Show your customers that you relate to their challenges and goals. Use tools like Google Analytics to find out what people in your industry are concerned about, or what they strive to accomplish.
Find people who have recently accomplished those things and use their stories as inspiration! And of course, congratulate your followers on social media when they do something awesome.
A Picture Is Worth A Thousand Words…
…And a video is worth a million. If your product is something intangible like software, there are only so many photos of happy people with laptops you can really use. But if you’re in the outdoor industry, there’s no such thing as too many photos.
User-generated content (UGC) is especially powerful, showing that the people who buy your stuff are actually out there using it, creating a community that potential customers want to be a part of.
Putting the Social in Social Media
Customers of outdoor brands are hyper-focused on being a part of a community. There’s a sense of kinship from meeting a fellow mountain biker or rock climber that isn’t universal to all brands.
If you want your customers to respect you as part of that community, you’ll have to live the part. That means building a brand persona that has a distinct voice and tone. It also means pushing boundaries and taking some risks, even if that feels like you’re excluding people.
Take Backcountry.com, for example. In 2013, they re-launched their brand, topped off by a video, This Is Backcountry. The video is visceral, emotional, and connects with people in a way that a blog post or a mission statement never will.
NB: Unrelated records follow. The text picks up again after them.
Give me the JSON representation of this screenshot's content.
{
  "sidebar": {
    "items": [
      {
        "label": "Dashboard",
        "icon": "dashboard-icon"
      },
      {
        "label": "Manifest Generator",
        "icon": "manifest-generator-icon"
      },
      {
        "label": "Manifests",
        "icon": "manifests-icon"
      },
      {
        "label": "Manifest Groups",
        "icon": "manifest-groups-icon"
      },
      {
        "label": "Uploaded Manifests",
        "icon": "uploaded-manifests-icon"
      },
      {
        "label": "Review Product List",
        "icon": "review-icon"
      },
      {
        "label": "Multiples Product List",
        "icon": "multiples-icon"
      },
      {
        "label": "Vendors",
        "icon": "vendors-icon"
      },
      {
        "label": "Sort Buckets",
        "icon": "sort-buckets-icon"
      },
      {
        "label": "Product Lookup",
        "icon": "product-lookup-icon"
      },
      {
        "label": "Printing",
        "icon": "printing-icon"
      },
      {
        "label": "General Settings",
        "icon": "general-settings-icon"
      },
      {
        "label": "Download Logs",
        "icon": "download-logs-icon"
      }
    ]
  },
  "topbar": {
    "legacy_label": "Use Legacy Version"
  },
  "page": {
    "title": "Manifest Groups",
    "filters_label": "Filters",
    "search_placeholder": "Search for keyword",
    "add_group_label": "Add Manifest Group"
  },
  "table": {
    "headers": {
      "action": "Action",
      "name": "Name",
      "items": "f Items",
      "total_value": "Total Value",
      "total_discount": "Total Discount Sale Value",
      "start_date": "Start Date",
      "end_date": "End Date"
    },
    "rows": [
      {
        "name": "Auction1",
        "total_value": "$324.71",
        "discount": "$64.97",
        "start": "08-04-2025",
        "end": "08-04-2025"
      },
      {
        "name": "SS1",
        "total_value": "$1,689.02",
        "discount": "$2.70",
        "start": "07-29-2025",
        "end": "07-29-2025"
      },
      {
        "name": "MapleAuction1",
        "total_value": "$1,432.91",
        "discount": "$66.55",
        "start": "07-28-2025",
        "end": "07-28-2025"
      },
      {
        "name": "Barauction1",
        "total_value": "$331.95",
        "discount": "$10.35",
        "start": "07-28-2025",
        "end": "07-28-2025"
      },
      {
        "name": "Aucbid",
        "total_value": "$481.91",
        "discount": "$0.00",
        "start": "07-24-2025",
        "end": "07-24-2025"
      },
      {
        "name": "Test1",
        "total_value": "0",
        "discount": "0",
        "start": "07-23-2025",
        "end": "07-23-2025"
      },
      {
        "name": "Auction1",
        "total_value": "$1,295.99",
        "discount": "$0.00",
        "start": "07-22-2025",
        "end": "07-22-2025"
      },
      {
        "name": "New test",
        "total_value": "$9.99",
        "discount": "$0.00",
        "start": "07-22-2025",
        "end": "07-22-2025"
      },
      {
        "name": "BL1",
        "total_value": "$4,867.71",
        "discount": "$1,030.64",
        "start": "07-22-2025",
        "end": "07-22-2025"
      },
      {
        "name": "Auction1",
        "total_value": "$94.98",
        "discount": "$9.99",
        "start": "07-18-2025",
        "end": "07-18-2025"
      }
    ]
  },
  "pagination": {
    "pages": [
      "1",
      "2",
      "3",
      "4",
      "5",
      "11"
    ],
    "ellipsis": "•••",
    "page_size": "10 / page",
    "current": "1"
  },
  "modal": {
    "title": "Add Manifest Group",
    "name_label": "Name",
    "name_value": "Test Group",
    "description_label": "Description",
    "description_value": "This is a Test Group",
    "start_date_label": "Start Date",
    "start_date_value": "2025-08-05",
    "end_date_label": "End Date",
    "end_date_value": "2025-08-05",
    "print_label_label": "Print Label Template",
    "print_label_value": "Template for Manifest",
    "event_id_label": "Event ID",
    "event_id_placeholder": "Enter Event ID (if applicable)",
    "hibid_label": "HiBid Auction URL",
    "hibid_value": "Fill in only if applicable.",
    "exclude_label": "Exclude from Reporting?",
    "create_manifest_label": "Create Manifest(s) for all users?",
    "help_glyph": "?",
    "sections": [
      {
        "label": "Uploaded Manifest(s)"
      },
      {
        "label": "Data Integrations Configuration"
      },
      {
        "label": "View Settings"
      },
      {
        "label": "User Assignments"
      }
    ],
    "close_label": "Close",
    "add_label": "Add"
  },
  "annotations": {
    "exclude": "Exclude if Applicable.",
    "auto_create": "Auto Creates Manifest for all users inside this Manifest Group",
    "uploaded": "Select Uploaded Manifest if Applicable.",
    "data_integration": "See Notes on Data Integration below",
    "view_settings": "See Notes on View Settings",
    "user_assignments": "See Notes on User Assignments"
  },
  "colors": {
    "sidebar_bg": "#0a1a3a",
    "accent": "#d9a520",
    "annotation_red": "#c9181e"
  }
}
It’s also aspirational — most of Backcountry’s customers will never do the things in the video, but they’d like to think they could, someday. Backcountry knows that some of their customers will buy a $600 rain jacket and wear it to their kids’ Little League game, but that’s not the club they’re trying to be a part of.
Influencers and ambassadors are another great way to build street cred through social media. Just as the Columbia video showcased the product in a real world environment, ambassadors can put your stuff through the wringer in an authentic, convincing way.
Keeping it Real
The bottom line, when marketing to the outdoor industry, is authenticity. Outdoor enthusiasts aren’t just buying a product. They’re representing a lifestyle and a community, and they need to know that you care about that community as much as they do.